··· Listed records

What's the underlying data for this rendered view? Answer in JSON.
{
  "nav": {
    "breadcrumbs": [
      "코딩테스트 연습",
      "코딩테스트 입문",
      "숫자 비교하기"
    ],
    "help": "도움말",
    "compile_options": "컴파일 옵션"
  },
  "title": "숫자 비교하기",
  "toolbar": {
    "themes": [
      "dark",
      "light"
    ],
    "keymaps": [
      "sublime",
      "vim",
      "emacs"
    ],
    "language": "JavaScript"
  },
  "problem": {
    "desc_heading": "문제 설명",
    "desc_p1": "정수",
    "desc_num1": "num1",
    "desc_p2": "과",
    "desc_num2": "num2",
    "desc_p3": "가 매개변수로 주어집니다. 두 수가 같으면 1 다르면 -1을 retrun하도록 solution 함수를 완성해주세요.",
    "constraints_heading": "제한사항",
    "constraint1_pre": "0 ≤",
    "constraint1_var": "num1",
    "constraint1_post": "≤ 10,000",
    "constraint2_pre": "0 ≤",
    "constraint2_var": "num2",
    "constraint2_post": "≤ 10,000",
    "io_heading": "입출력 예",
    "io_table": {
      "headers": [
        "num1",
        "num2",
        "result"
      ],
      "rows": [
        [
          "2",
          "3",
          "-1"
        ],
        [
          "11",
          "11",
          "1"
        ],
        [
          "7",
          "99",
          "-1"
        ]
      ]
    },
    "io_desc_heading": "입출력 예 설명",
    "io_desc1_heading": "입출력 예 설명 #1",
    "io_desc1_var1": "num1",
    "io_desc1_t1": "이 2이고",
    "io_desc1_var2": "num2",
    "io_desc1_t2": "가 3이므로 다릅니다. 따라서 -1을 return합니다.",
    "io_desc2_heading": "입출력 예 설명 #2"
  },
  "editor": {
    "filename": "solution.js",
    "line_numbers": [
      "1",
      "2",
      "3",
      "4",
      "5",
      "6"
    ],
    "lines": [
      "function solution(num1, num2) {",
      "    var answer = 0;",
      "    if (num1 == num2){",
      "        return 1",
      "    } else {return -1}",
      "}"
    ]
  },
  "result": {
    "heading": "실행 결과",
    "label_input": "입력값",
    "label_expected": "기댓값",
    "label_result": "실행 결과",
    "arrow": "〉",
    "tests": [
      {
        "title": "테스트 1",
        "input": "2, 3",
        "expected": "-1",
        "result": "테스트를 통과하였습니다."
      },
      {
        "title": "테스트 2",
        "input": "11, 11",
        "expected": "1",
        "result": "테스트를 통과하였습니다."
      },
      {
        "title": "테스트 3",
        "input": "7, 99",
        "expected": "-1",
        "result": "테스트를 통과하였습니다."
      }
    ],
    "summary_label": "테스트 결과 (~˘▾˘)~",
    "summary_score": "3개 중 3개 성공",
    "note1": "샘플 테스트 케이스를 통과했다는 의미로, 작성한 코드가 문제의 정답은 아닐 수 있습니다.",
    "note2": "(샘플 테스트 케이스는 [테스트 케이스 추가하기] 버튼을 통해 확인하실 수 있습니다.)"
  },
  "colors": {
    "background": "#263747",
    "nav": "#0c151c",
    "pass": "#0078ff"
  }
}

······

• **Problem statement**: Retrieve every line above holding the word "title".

• **Reply**:
  "title": "숫자 비교하기",
        "title": "테스트 1",
        "title": "테스트 2",
        "title": "테스트 3",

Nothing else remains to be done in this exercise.